This post is a bit long, but worth a read, especially if you are in the UK.
1. How does one check/find if the photographer has the image copyrighted with the US copyright office ??
2. And yes how do you find out if an image is copy righted if it either is not water marked, or the metadata contained in the jpg doesn't list any copyright or owner details ??
3. Do USA copy right laws apply to the UK ??
The image they claim I took (which I didn't) is portrait in style on their image databank. The one I used is from 2003 as part of a magazine website template (the meta data states that date) is landscape and has a whole big chunk of image/picture that is not on the Getty databank version. Therefore it looks like the photographer has listed it on Gettys site at some point after changing the image. Or Getty have bought up a image bank costing them $$$’s and now using the Israeli firms web bot, is searching websites for those images (it is not there any more, I removed it, as is the correct thing to do) and is trying to recover their money.
My demand letter also says £1350 + IE VAT. Using contacts I have in UK HMC&E I am having the legality of the UK address and IE VAT number looked in.
I sent a recorded delivery letter to Getty & Co yesterday, and again after speaking to a lawyer via the FSB advice line, the advice is to wait and see what happens as they have had lots of members calling in with the same demand letters but have not yet heard of any further action being taken if the image didn’t come from Getty image bank.
The following is applicable to the UK
and are my views and information I have found out:-
I have logged a complaint about these demand letters at the UK Trading Standards, I would suggest more people also log complaints. The Getty London address as stated in the demand letter is under Camden Trading Standards area.
Complaints about their tactics can also be logged at:-
If they are a Ltd Company
Cross Border complaints to governments can be made at:-
For anybody that has received letters from the debt collection agency in the UK, write to the agency with a recorded delivery letter, inform them that the demand is disputed and
“It is an criminal offence under Section 40 of the Administration of Justice Act 1970 and Section 1 of the Malicious Communications Act 1988 to harass of debtors with a view to obtaining payment including the issue of letters which convey a threat or false information with intent to cause distress or anxiety.”
No letter or bill can be enforced unless it has been issued by a legal court.
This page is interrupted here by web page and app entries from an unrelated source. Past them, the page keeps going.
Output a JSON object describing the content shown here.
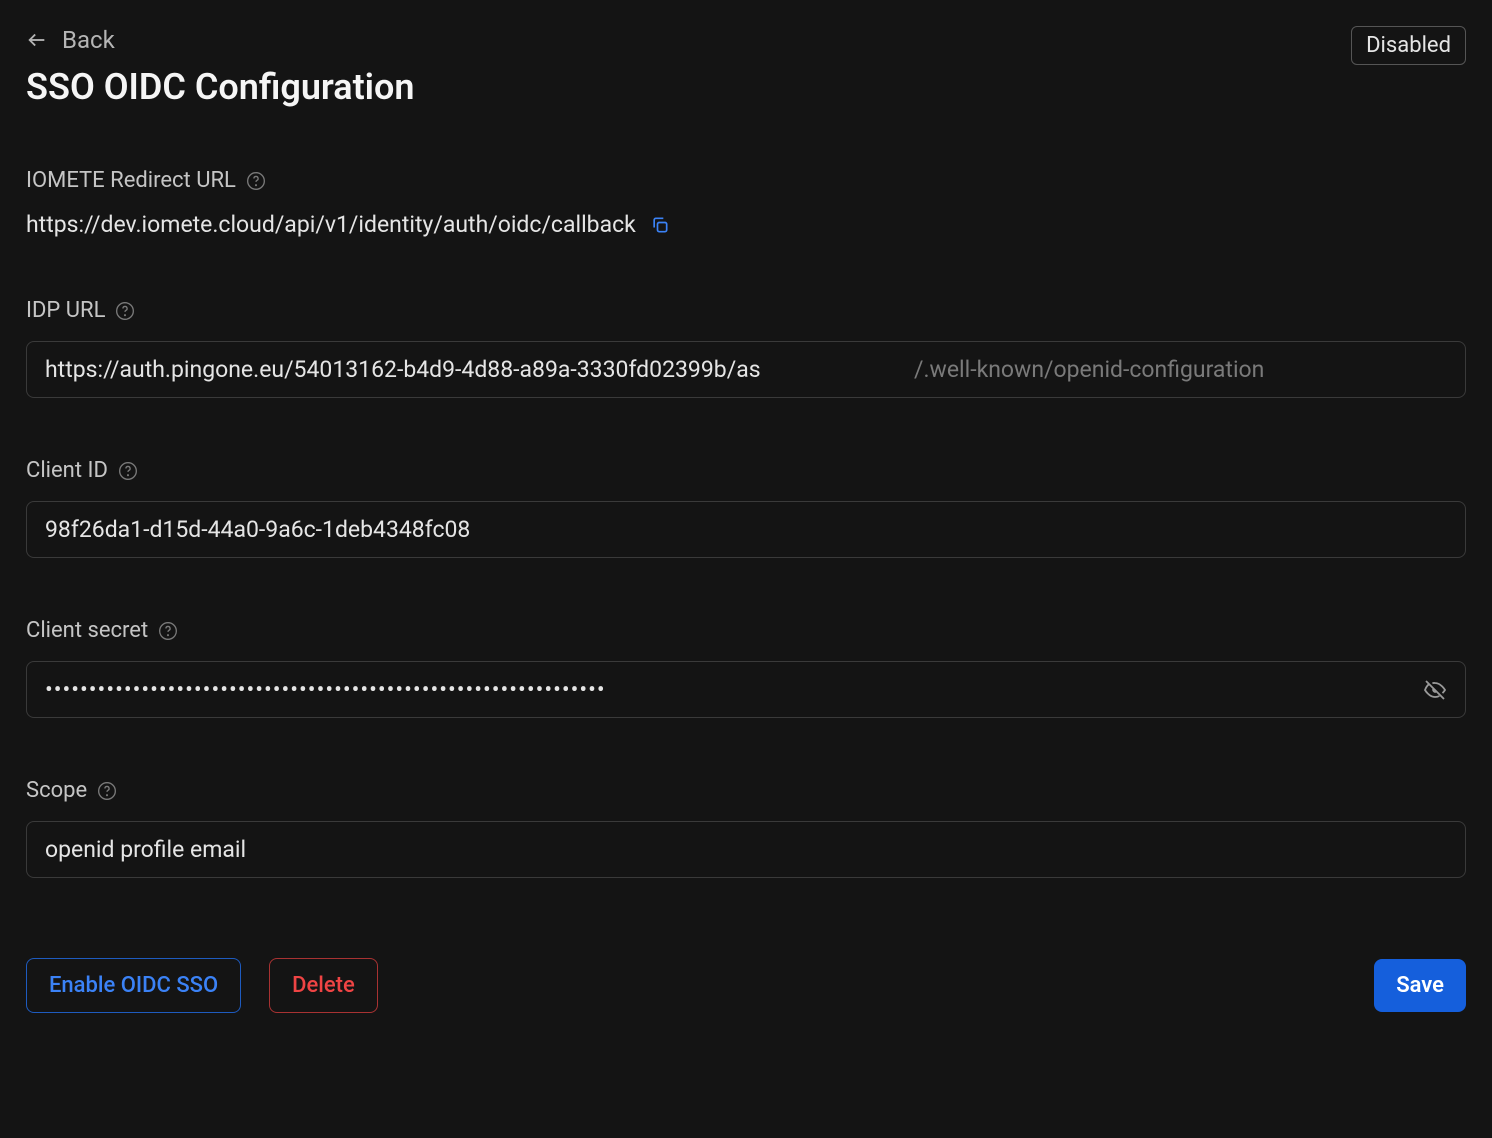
{
  "header": {
    "back_label": "Back",
    "title": "SSO OIDC Configuration",
    "status_badge": "Disabled"
  },
  "redirect": {
    "label": "IOMETE Redirect URL",
    "value": "https://dev.iomete.cloud/api/v1/identity/auth/oidc/callback"
  },
  "idp_url": {
    "label": "IDP URL",
    "value": "https://auth.pingone.eu/54013162-b4d9-4d88-a89a-3330fd02399b/as",
    "suffix": "/.well-known/openid-configuration"
  },
  "client_id": {
    "label": "Client ID",
    "value": "98f26da1-d15d-44a0-9a6c-1deb4348fc08"
  },
  "client_secret": {
    "label": "Client secret",
    "value": "••••••••••••••••••••••••••••••••••••••••••••••••••••••••••••••••"
  },
  "scope": {
    "label": "Scope",
    "value": "openid profile email"
  },
  "actions": {
    "enable": "Enable OIDC SSO",
    "delete": "Delete",
    "save": "Save"
  }
}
Unless it is a court stamped document or Government/Police issued warrant, it is just some fancy words on a bit of paper from a person.
More infor on the act can be found here:-
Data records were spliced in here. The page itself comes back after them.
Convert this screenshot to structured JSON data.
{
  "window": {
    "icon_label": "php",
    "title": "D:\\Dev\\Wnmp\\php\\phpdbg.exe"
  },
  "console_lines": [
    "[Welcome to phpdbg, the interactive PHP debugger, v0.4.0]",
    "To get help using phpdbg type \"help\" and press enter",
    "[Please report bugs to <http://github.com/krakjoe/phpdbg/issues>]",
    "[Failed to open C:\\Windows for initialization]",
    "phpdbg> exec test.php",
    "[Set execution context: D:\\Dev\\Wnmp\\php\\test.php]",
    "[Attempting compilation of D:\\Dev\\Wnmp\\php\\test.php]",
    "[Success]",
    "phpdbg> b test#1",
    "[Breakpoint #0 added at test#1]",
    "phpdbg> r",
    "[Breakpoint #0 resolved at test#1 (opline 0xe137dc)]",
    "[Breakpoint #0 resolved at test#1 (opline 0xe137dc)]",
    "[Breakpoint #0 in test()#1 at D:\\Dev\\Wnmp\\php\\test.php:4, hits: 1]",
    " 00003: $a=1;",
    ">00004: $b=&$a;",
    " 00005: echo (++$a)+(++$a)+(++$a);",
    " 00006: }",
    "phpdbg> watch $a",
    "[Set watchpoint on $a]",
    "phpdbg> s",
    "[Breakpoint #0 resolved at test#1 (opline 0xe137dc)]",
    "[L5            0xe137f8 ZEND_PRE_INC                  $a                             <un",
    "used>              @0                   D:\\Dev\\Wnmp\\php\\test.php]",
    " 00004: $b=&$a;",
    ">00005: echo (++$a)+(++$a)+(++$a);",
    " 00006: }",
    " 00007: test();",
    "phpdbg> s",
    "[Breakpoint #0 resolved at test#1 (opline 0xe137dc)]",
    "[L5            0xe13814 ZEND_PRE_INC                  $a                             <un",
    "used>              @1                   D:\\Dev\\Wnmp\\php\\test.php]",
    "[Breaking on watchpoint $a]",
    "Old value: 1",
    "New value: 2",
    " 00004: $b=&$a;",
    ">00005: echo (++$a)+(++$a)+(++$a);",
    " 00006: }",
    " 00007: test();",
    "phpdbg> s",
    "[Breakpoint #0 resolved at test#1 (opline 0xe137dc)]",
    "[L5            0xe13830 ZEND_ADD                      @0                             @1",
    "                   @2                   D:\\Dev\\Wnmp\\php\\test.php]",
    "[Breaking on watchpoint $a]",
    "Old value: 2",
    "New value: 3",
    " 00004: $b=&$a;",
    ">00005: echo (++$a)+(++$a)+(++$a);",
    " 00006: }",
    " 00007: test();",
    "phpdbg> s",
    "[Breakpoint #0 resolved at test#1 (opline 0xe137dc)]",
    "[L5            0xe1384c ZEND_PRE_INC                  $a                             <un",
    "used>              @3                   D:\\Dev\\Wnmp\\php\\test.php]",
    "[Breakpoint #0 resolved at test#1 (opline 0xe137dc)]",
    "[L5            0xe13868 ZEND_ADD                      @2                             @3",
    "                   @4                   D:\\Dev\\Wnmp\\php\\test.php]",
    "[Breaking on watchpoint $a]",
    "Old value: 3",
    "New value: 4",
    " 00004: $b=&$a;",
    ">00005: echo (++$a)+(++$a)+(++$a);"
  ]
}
The debt collection agency emntioned above, Morton Smith, are members of http://www.csa-uk.com/index.htm
And therefore must follow their code of practice
Which includes the Administration of Justice Act 1970 Section 40. If they don’t, complain to CSA at the website above.
This shows the debt collecting agency you are disputing the debt and know your rights which should make them think twice before harassing you again and going to court.
Don’t get into a war of words with Getty or the debt collecting agency via email, it is all too easy to write an email and click "send" without really thinking it through. Send recorded delivery or special delivery letters that can be tracked by the Post Office.
My civil court judge (i.e. UK Magistrate) friend has advised me that a judge will look at the facts, most of us here have got the images from free sites or templates years ago, not stolen them from Getty. That will be looked at by a judge if it went to court and the Getty case would be thrown out of court if you dispute the debt and could show that you did not take the image from them. You don’t even need to attend, go to a local solicitor and swear a “statuary declaration” stating/showing your case/the details etc.
I would also support a case action for entrapment by Getty.
If Getty and Co wants to continue actions against us, we can do a lot to hold things up and defer action which will only cost Getty & Co more money and time. Don’t pay, we haven’t stolen anything.